So much tension is brewing to the extent that 2016 is fast becoming a do-or-die affair. While President John Dramani Mahama is seeking re-election and wants a second term in office, Nana Addo Dankwa Akufo-Addo is doing everything possible to be lucky this third time since he has already failed on two occasions.

The never-ending internal wranglings within the NPP and the acrimonious nature of the NDC parliamentary primaries in some constituencies are worrying and have the potential of disturbing the peace and stability of the country.

There is mistrust in the entire political system including the hullabaloo on the voters’ register. That is where the danger lies.

Getting ready

While the political parties are getting ready for the polls next year, political actors must play their part to douse any raging flames and tension.

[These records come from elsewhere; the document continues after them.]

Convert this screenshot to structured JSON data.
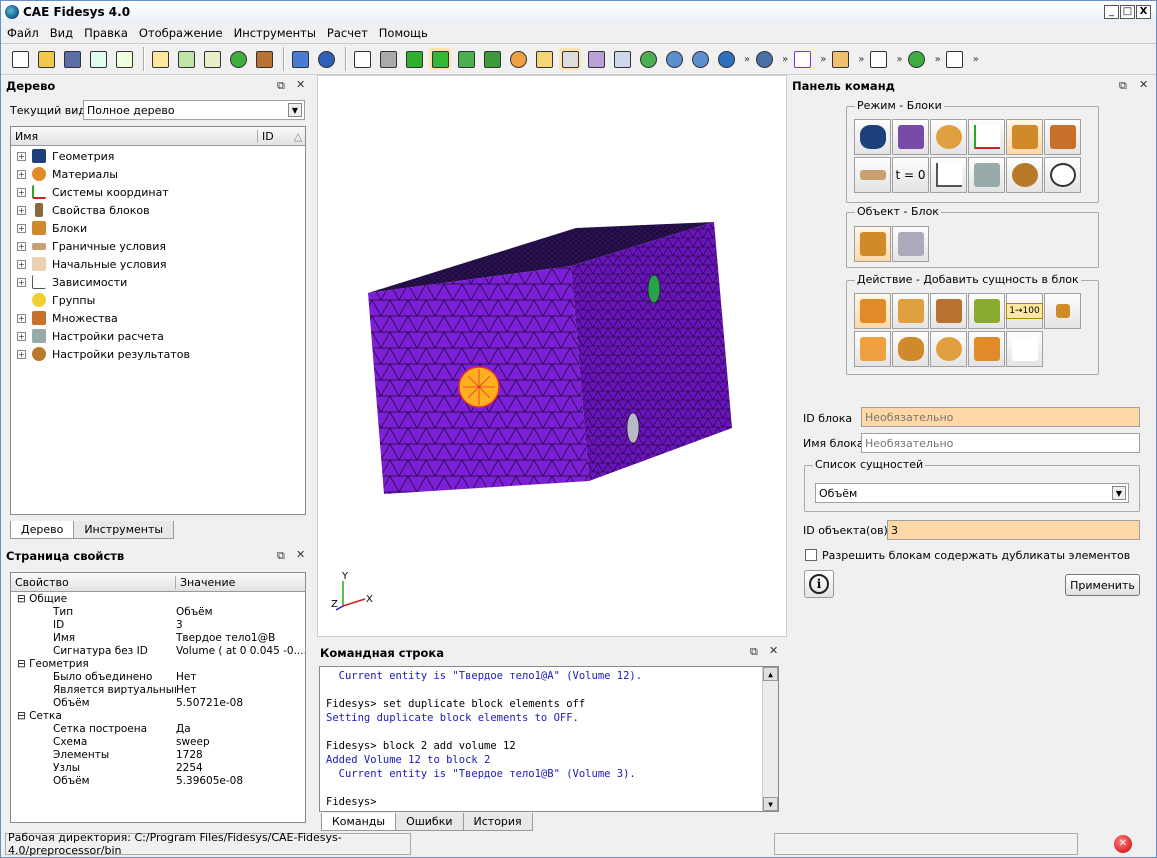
{
  "app": {
    "title": "CAE Fidesys 4.0"
  },
  "window_controls": {
    "min": "_",
    "max": "□",
    "close": "X"
  },
  "menu": [
    "Файл",
    "Вид",
    "Правка",
    "Отображение",
    "Инструменты",
    "Расчет",
    "Помощь"
  ],
  "toolbar": {
    "overflow": "»"
  },
  "tree_panel": {
    "title": "Дерево",
    "view_label": "Текущий вид",
    "view_value": "Полное дерево",
    "col_name": "Имя",
    "col_id": "ID",
    "items": [
      "Геометрия",
      "Материалы",
      "Системы координат",
      "Свойства блоков",
      "Блоки",
      "Граничные условия",
      "Начальные условия",
      "Зависимости",
      "Группы",
      "Множества",
      "Настройки расчета",
      "Настройки результатов"
    ]
  },
  "tree_tabs": [
    "Дерево",
    "Инструменты"
  ],
  "props_panel": {
    "title": "Страница свойств",
    "col_prop": "Свойство",
    "col_val": "Значение",
    "rows": [
      {
        "p": "Общие",
        "v": "",
        "lvl": 0,
        "exp": true
      },
      {
        "p": "Тип",
        "v": "Объём",
        "lvl": 1
      },
      {
        "p": "ID",
        "v": "3",
        "lvl": 1
      },
      {
        "p": "Имя",
        "v": "Твердое тело1@B",
        "lvl": 1
      },
      {
        "p": "Сигнатура без ID",
        "v": "Volume ( at 0 0.045 -0....",
        "lvl": 1
      },
      {
        "p": "Геометрия",
        "v": "",
        "lvl": 0,
        "exp": true
      },
      {
        "p": "Было объединено",
        "v": "Нет",
        "lvl": 1
      },
      {
        "p": "Является виртуальным",
        "v": "Нет",
        "lvl": 1
      },
      {
        "p": "Объём",
        "v": "5.50721e-08",
        "lvl": 1
      },
      {
        "p": "Сетка",
        "v": "",
        "lvl": 0,
        "exp": true
      },
      {
        "p": "Сетка построена",
        "v": "Да",
        "lvl": 1
      },
      {
        "p": "Схема",
        "v": "sweep",
        "lvl": 1
      },
      {
        "p": "Элементы",
        "v": "1728",
        "lvl": 1
      },
      {
        "p": "Узлы",
        "v": "2254",
        "lvl": 1
      },
      {
        "p": "Объём",
        "v": "5.39605e-08",
        "lvl": 1
      }
    ]
  },
  "axes": {
    "y": "Y",
    "x": "X",
    "z": "Z"
  },
  "cmdline": {
    "title": "Командная строка",
    "lines": [
      {
        "t": "  Current entity is \"Твердое тело1@A\" (Volume 12).",
        "c": "blu"
      },
      {
        "t": " ",
        "c": "blk"
      },
      {
        "t": "Fidesys> set duplicate block elements off",
        "c": "blk"
      },
      {
        "t": "Setting duplicate block elements to OFF.",
        "c": "blu"
      },
      {
        "t": " ",
        "c": "blk"
      },
      {
        "t": "Fidesys> block 2 add volume 12",
        "c": "blk"
      },
      {
        "t": "Added Volume 12 to block 2",
        "c": "blu"
      },
      {
        "t": "  Current entity is \"Твердое тело1@B\" (Volume 3).",
        "c": "blu"
      },
      {
        "t": " ",
        "c": "blk"
      },
      {
        "t": "Fidesys>",
        "c": "blk"
      }
    ],
    "tabs": [
      "Команды",
      "Ошибки",
      "История"
    ]
  },
  "command_panel": {
    "title": "Панель команд",
    "mode_label": "Режим - Блоки",
    "object_label": "Объект - Блок",
    "action_label": "Действие - Добавить сущность в блок",
    "mode_t0": "t = 0",
    "action_100": "1→100",
    "block_id_label": "ID блока",
    "block_id_placeholder": "Необязательно",
    "block_name_label": "Имя блока",
    "block_name_placeholder": "Необязательно",
    "entities_label": "Список сущностей",
    "entities_value": "Объём",
    "object_ids_label": "ID объекта(ов)",
    "object_ids_value": "3",
    "allow_dup_label": "Разрешить блокам содержать дубликаты элементов",
    "apply_label": "Применить",
    "info_glyph": "i"
  },
  "status": {
    "workdir": "Рабочая директория: C:/Program Files/Fidesys/CAE-Fidesys-4.0/preprocessor/bin"
  },
  "colors": {
    "mesh": "#7d1fd6",
    "top": "#1d0f3a",
    "hole": "#ffb020",
    "active": "#ffd8a8"
  }
}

In line with this, other key actors including the Electoral Commission, National Commission for Civic Education, security services, civil society organisations, the traditional authorities, religious bodies, labour unions, academia and the media must up their games to ensure an issue-based campaign, as well as an incident free, smooth and transparent polls.


The media plays a critical role in democratic governance because it has an added responsibility of fairly, objectively and equitably saturating society with adequate and timely information to equip the electorate in particular and Ghanaians in general to make informed choices and decisions.

With the quest to strengthen the country’s democracy, this column, which will appear fortnightly, beginning from today, will attempt to raise for scrutiny and discuss civic issues to inform, educate, caution, warn and alert the public (electorate), especially during the election period.

As an integral part of culture, politics deals with change and ways and means of attaining peace, services, development, freedom and justice as well as reconciliation and security for the community. Indeed, politics has to do with attaining political power and the use of this power to attain the common good for mankind.

This column will, therefore, discuss among other things issues on the role and characteristics of political parties in Ghana’s democratic dispensation, citizens’ rights and obligations on why we vote and what we vote for, whether politicians are meeting our expectations, party manifestoes and accountable governance, dangers of intolerance, tolerance promotion and education, human rights and freedoms as a people in search of new levels of growth, District Level Elections and key determinants of national development.

The column will further attempt to share contributions from opposing ideas, if any, to the general reading public all with the view to consolidating the growth of the country’s fledgeling democracy.

In so doing, it is the expectation that political awareness and consciousness will be created and enhanced to reinforce responsible citizenry and active participation of the Ghanaian in the governance system.

It is also intended in this column to help the electorate to understand various governance issues at stake to make informed choices and decisions, to ensure that the right leadership is attained for good governance and the steady growth of democracy in Ghana. God Bless.

Columnist: Kobby Asmah